  13. I don’t quilt, but I received a beautiful one when I got married! I love it! She even wrote a little message to us in stitching about our marriage. It is really special! I think the work and time and money put into quilt making is just amazing!

  14. Quilting has given me many hours of pleasure and enjoyment not just for the project which I create for my 4 wonderful grandchildren but for the peace of mind. Knowing that these lovely little ones will have my creations and understand how meaningful they are is profound and important.

  15. I’m very fortunate to have a lot of quilts thanks to my grandma. She made them for pretty, for function, and I treasure each one. I have two double wedding quilts. Each one was hand stitched with love.

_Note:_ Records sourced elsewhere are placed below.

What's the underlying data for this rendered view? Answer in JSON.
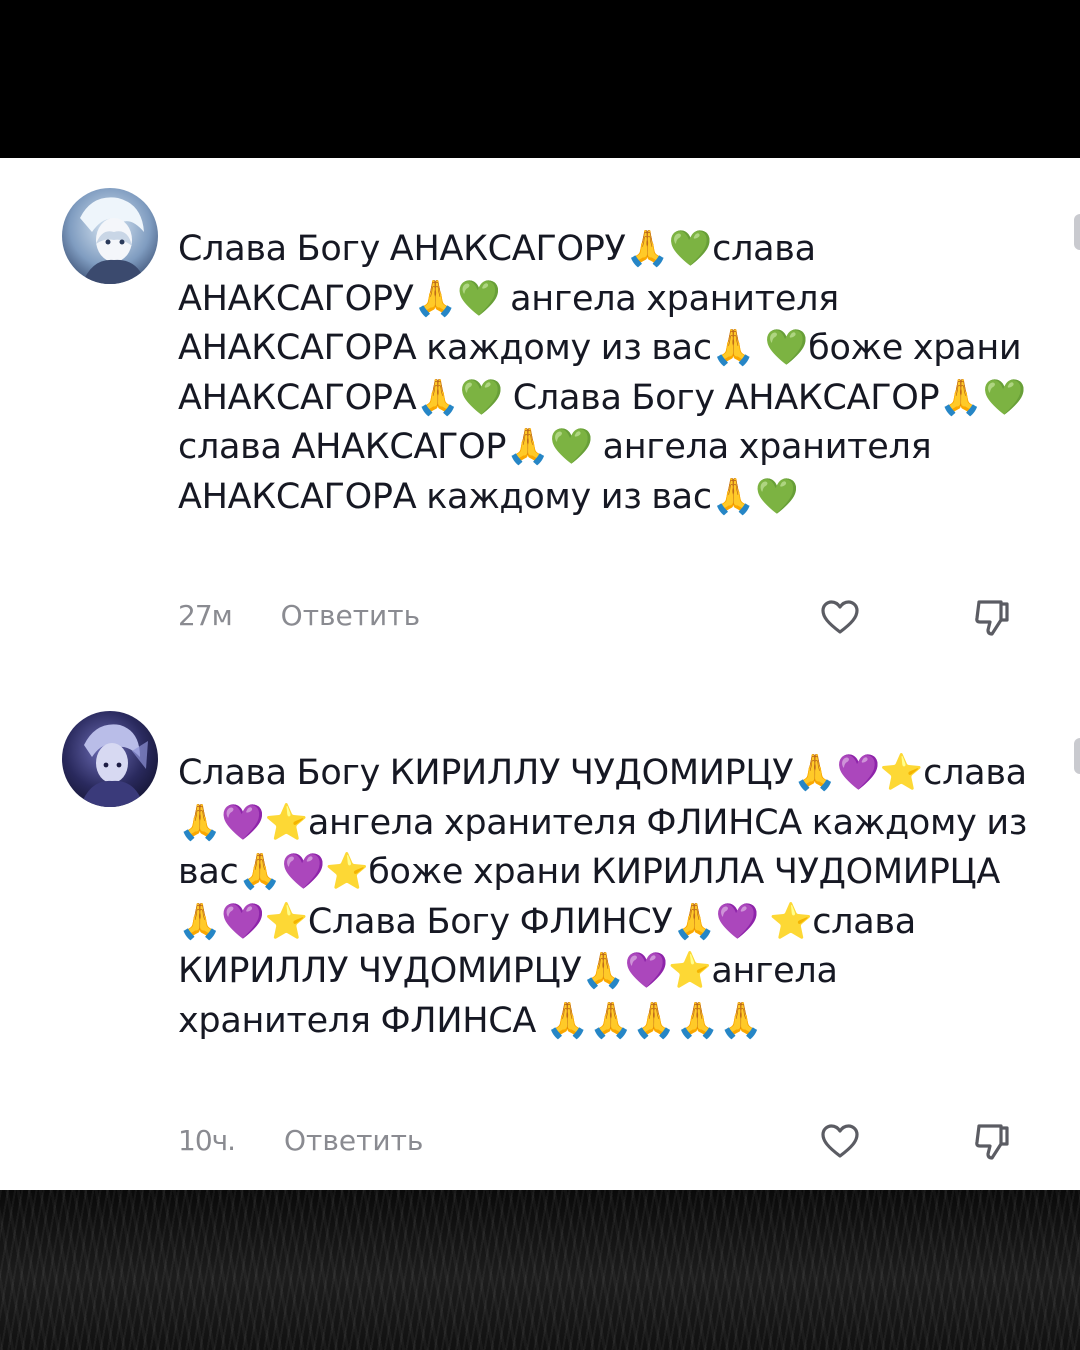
{
  "comments": [
    {
      "avatar_icon": "anime-avatar-light",
      "text": "Слава Богу АНАКСАГОРУ🙏💚слава АНАКСАГОРУ🙏💚 ангела хранителя АНАКСАГОРА каждому из вас🙏 💚боже храни АНАКСАГОРА🙏💚 Слава Богу АНАКСАГОР🙏💚слава АНАКСАГОР🙏💚 ангела хранителя АНАКСАГОРА каждому из вас🙏💚",
      "time": "27м",
      "reply_label": "Ответить",
      "like_icon": "heart-outline-icon",
      "dislike_icon": "thumbs-down-outline-icon"
    },
    {
      "avatar_icon": "anime-avatar-dark",
      "text": "Слава Богу КИРИЛЛУ ЧУДОМИРЦУ🙏💜⭐слава 🙏💜⭐ангела хранителя ФЛИНСА каждому из вас🙏💜⭐боже храни КИРИЛЛА ЧУДОМИРЦА🙏💜⭐Слава Богу ФЛИНСУ🙏💜 ⭐слава КИРИЛЛУ ЧУДОМИРЦУ🙏💜⭐ангела хранителя ФЛИНСА 🙏🙏🙏🙏🙏",
      "time": "10ч.",
      "reply_label": "Ответить",
      "like_icon": "heart-outline-icon",
      "dislike_icon": "thumbs-down-outline-icon"
    }
  ],
  "colors": {
    "panel_background": "#ffffff",
    "text_primary": "#161823",
    "text_secondary": "#8a8b91",
    "frame": "#000000"
  }
}
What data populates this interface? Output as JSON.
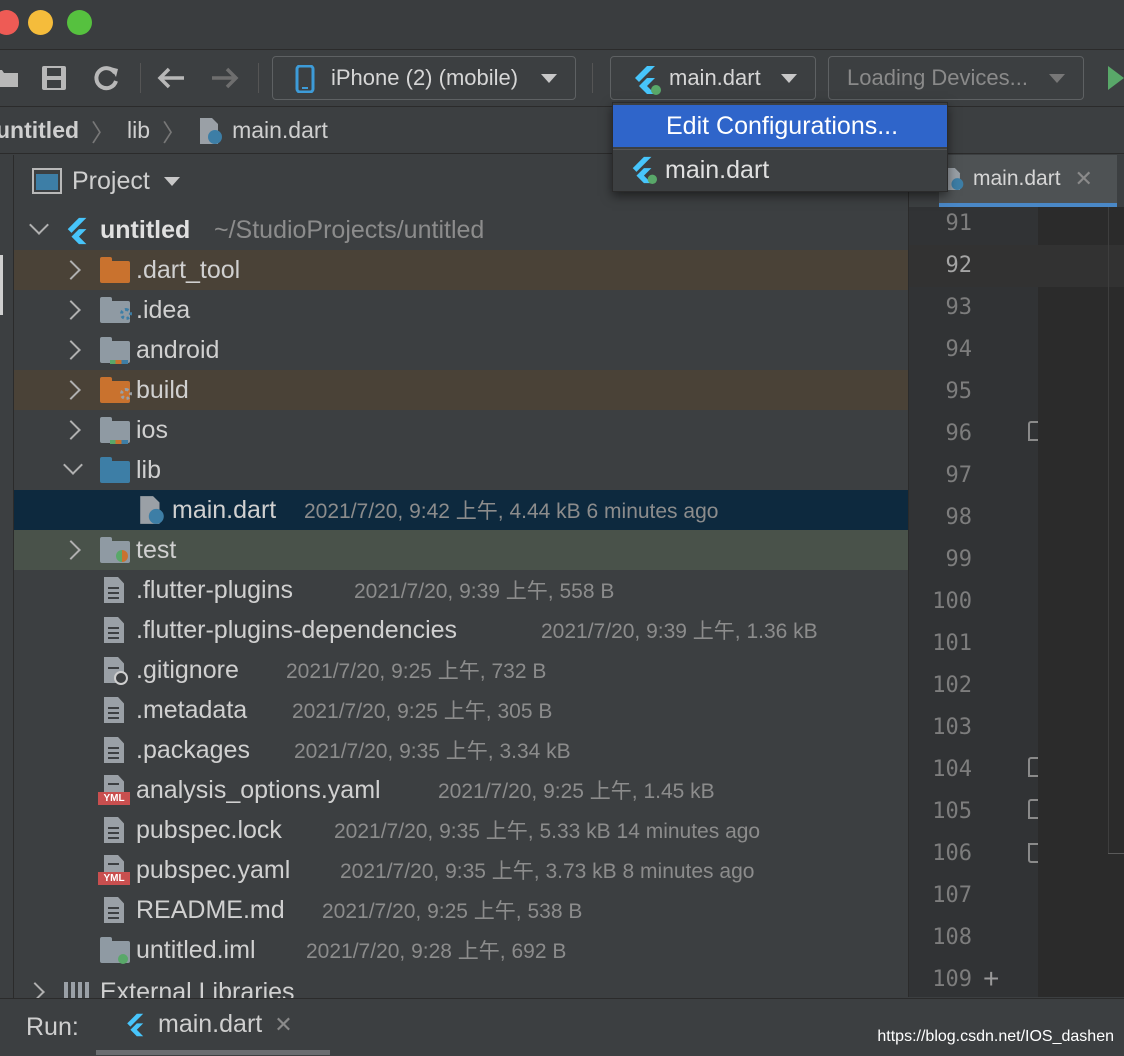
{
  "colors": {
    "accent": "#2f65ca",
    "selected_row": "#0d293e",
    "excluded_row": "#4a4237",
    "test_row": "#49524a",
    "folder_orange": "#c9722e",
    "folder_gray": "#8f9aa3",
    "folder_blue": "#3d7ea6",
    "flutter_blue": "#47c5fb",
    "run_green": "#59a869"
  },
  "toolbar": {
    "device_selector": "iPhone (2) (mobile)",
    "run_config": "main.dart",
    "devices_loading": "Loading Devices..."
  },
  "run_config_menu": {
    "items": [
      "Edit Configurations...",
      "main.dart"
    ]
  },
  "breadcrumb": {
    "items": [
      "untitled",
      "lib",
      "main.dart"
    ]
  },
  "project_panel": {
    "title": "Project",
    "root_name": "untitled",
    "root_path": "~/StudioProjects/untitled",
    "tree": [
      {
        "name": ".dart_tool",
        "meta": "",
        "icon": "folder-excluded-icon"
      },
      {
        "name": ".idea",
        "meta": "",
        "icon": "folder-gear-icon"
      },
      {
        "name": "android",
        "meta": "",
        "icon": "folder-module-icon"
      },
      {
        "name": "build",
        "meta": "",
        "icon": "folder-excluded-icon"
      },
      {
        "name": "ios",
        "meta": "",
        "icon": "folder-module-icon"
      },
      {
        "name": "lib",
        "meta": "",
        "icon": "folder-source-icon"
      },
      {
        "name": "main.dart",
        "meta": "2021/7/20, 9:42 上午, 4.44 kB 6 minutes ago",
        "icon": "dart-file-icon"
      },
      {
        "name": "test",
        "meta": "",
        "icon": "folder-test-icon"
      },
      {
        "name": ".flutter-plugins",
        "meta": "2021/7/20, 9:39 上午, 558 B",
        "icon": "file-icon"
      },
      {
        "name": ".flutter-plugins-dependencies",
        "meta": "2021/7/20, 9:39 上午, 1.36 kB",
        "icon": "file-icon"
      },
      {
        "name": ".gitignore",
        "meta": "2021/7/20, 9:25 上午, 732 B",
        "icon": "ignore-file-icon"
      },
      {
        "name": ".metadata",
        "meta": "2021/7/20, 9:25 上午, 305 B",
        "icon": "file-icon"
      },
      {
        "name": ".packages",
        "meta": "2021/7/20, 9:35 上午, 3.34 kB",
        "icon": "file-icon"
      },
      {
        "name": "analysis_options.yaml",
        "meta": "2021/7/20, 9:25 上午, 1.45 kB",
        "icon": "yaml-file-icon"
      },
      {
        "name": "pubspec.lock",
        "meta": "2021/7/20, 9:35 上午, 5.33 kB 14 minutes ago",
        "icon": "file-icon"
      },
      {
        "name": "pubspec.yaml",
        "meta": "2021/7/20, 9:35 上午, 3.73 kB 8 minutes ago",
        "icon": "yaml-file-icon"
      },
      {
        "name": "README.md",
        "meta": "2021/7/20, 9:25 上午, 538 B",
        "icon": "file-icon"
      },
      {
        "name": "untitled.iml",
        "meta": "2021/7/20, 9:28 上午, 692 B",
        "icon": "module-file-icon"
      }
    ],
    "external_libraries": "External Libraries"
  },
  "editor": {
    "tab_label": "main.dart",
    "line_numbers": [
      "91",
      "92",
      "93",
      "94",
      "95",
      "96",
      "97",
      "98",
      "99",
      "100",
      "101",
      "102",
      "103",
      "104",
      "105",
      "106",
      "107",
      "108",
      "109"
    ],
    "current_line": "92"
  },
  "run_panel": {
    "label": "Run:",
    "tab_label": "main.dart"
  },
  "watermark": "https://blog.csdn.net/IOS_dashen"
}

    I also have a few from my MIL.

  16. I have never made a quilt, but have a couple of pieces made by others… my grandma knitted some, but never quilted…

  17. I have a quilt my grandmother made me years ago that was sewn by hand. I use a sewing machine for my quilts. I have made one for each of my children and stepchildren. I finally made a quilt for myself last year. I sent one over seas to my ex husband when he was deployed in Iraq.

  18. There are many serious quilters in our area and I’m not one of them. I am a quilting appreciatter. I marvel at the beautiful designs, colors, handwork, and intricate machine quilting on display at local fairs, church fund raisers, and quilt shows.

    For many years a group of us at our church have made quilts for local and international charities,mostly not fancy but pieces of fabric stitched together in large blocks,strips and occasionally crazy quilt blocks. We would add batting and backing which was also often pieced together from large pieces of fabric then tie it with colorful yarn scraps or crochet thread. Not artistic masterpieces but warm and serviceable.
    The ones that did come out looking special were saved for our fund raisers or given to the church members graduating from high school. It was a lot of work but a lot of fun, too.

  19. I don’t quilt but I would have loved to learn. I’m so amazed at how talented and creative these quilters are.It’s just great to see Jodi here

  20. I am not a quilter but making a quilt has always been a goal. I love how the colors of the pieces can almost guage the quilter’s mood and I admire the tiny stitches that a master quilter achieves. Thanks for an enjoyable post.
    Connie from Kentucky

  21. I don’t quilt, but do treasure the quilts my late mother-in law created for us.

    Jody, I love your stories. Tall, Dark & Texan is still probably my favorite.

    Thanks for stopping by P&P.

  22. My mother has some beautiful quilts that my grandmother made. The best part is listening to my mom point out the fabric scraps and tell us, “I had a shirt out of that, your uncle had pajamas from that material.” It really connects me to a grandmother I never got to know.

Comments are closed.